╔══
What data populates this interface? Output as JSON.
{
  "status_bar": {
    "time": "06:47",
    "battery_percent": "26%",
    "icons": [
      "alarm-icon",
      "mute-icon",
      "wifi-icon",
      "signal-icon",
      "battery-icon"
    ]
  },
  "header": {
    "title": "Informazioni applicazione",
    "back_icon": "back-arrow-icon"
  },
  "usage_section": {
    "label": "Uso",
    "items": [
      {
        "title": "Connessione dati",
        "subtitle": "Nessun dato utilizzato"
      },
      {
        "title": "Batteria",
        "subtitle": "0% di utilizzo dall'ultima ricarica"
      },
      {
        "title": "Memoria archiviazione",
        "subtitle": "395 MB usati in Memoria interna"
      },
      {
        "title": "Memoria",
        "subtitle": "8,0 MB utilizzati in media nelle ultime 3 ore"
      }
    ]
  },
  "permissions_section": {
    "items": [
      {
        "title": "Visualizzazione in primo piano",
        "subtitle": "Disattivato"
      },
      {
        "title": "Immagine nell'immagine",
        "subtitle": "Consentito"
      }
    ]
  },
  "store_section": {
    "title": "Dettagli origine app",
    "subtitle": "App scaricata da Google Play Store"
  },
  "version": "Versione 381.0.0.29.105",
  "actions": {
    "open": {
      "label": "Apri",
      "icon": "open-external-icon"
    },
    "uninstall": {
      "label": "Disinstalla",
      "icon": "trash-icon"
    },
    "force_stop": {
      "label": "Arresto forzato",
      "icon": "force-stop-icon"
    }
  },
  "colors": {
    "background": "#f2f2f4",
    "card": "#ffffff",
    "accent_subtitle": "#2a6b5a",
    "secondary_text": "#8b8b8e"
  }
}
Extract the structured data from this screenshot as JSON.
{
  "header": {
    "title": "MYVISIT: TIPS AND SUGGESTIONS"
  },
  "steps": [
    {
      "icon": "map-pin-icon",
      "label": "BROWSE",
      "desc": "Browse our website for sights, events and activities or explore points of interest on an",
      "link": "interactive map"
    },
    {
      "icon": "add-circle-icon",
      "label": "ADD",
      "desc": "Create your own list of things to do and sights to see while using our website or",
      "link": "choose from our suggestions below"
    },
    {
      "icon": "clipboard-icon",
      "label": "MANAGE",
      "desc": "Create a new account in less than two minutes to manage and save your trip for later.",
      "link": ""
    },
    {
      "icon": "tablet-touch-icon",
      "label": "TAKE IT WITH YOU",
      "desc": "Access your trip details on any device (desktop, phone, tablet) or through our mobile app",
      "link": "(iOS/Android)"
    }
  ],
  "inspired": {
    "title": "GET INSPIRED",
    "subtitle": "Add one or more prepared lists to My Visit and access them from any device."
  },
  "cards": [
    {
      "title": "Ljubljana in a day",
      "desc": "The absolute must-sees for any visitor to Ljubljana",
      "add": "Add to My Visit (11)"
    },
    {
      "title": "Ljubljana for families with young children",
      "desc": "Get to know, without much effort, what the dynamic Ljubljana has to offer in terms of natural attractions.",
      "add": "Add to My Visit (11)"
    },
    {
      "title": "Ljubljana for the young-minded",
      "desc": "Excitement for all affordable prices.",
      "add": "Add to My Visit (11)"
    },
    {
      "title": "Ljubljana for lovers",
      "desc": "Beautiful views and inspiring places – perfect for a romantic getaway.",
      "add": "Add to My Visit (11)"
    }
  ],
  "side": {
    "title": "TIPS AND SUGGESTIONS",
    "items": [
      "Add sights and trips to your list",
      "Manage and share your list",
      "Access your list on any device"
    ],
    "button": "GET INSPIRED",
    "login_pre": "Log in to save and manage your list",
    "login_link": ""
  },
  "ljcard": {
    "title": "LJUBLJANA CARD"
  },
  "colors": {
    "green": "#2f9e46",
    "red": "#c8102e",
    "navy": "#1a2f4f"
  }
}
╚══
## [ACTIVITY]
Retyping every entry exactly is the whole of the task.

## [OUTPUT]
What data populates this interface? Output as JSON.
{
  "status_bar": {
    "time": "06:47",
    "battery_percent": "26%",
    "icons": [
      "alarm-icon",
      "mute-icon",
      "wifi-icon",
      "signal-icon",
      "battery-icon"
    ]
  },
  "header": {
    "title": "Informazioni applicazione",
    "back_icon": "back-arrow-icon"
  },
  "usage_section": {
    "label": "Uso",
    "items": [
      {
        "title": "Connessione dati",
        "subtitle": "Nessun dato utilizzato"
      },
      {
        "title": "Batteria",
        "subtitle": "0% di utilizzo dall'ultima ricarica"
      },
      {
        "title": "Memoria archiviazione",
        "subtitle": "395 MB usati in Memoria interna"
      },
      {
        "title": "Memoria",
        "subtitle": "8,0 MB utilizzati in media nelle ultime 3 ore"
      }
    ]
  },
  "permissions_section": {
    "items": [
      {
        "title": "Visualizzazione in primo piano",
        "subtitle": "Disattivato"
      },
      {
        "title": "Immagine nell'immagine",
        "subtitle": "Consentito"
      }
    ]
  },
  "store_section": {
    "title": "Dettagli origine app",
    "subtitle": "App scaricata da Google Play Store"
  },
  "version": "Versione 381.0.0.29.105",
  "actions": {
    "open": {
      "label": "Apri",
      "icon": "open-external-icon"
    },
    "uninstall": {
      "label": "Disinstalla",
      "icon": "trash-icon"
    },
    "force_stop": {
      "label": "Arresto forzato",
      "icon": "force-stop-icon"
    }
  },
  "colors": {
    "background": "#f2f2f4",
    "card": "#ffffff",
    "accent_subtitle": "#2a6b5a",
    "secondary_text": "#8b8b8e"
  }
}
Extract the structured data from this screenshot as JSON.
{
  "header": {
    "title": "MYVISIT: TIPS AND SUGGESTIONS"
  },
  "steps": [
    {
      "icon": "map-pin-icon",
      "label": "BROWSE",
      "desc": "Browse our website for sights, events and activities or explore points of interest on an",
      "link": "interactive map"
    },
    {
      "icon": "add-circle-icon",
      "label": "ADD",
      "desc": "Create your own list of things to do and sights to see while using our website or",
      "link": "choose from our suggestions below"
    },
    {
      "icon": "clipboard-icon",
      "label": "MANAGE",
      "desc": "Create a new account in less than two minutes to manage and save your trip for later.",
      "link": ""
    },
    {
      "icon": "tablet-touch-icon",
      "label": "TAKE IT WITH YOU",
      "desc": "Access your trip details on any device (desktop, phone, tablet) or through our mobile app",
      "link": "(iOS/Android)"
    }
  ],
  "inspired": {
    "title": "GET INSPIRED",
    "subtitle": "Add one or more prepared lists to My Visit and access them from any device."
  },
  "cards": [
    {
      "title": "Ljubljana in a day",
      "desc": "The absolute must-sees for any visitor to Ljubljana",
      "add": "Add to My Visit (11)"
    },
    {
      "title": "Ljubljana for families with young children",
      "desc": "Get to know, without much effort, what the dynamic Ljubljana has to offer in terms of natural attractions.",
      "add": "Add to My Visit (11)"
    },
    {
      "title": "Ljubljana for the young-minded",
      "desc": "Excitement for all affordable prices.",
      "add": "Add to My Visit (11)"
    },
    {
      "title": "Ljubljana for lovers",
      "desc": "Beautiful views and inspiring places – perfect for a romantic getaway.",
      "add": "Add to My Visit (11)"
    }
  ],
  "side": {
    "title": "TIPS AND SUGGESTIONS",
    "items": [
      "Add sights and trips to your list",
      "Manage and share your list",
      "Access your list on any device"
    ],
    "button": "GET INSPIRED",
    "login_pre": "Log in to save and manage your list",
    "login_link": ""
  },
  "ljcard": {
    "title": "LJUBLJANA CARD"
  },
  "colors": {
    "green": "#2f9e46",
    "red": "#c8102e",
    "navy": "#1a2f4f"
  }
}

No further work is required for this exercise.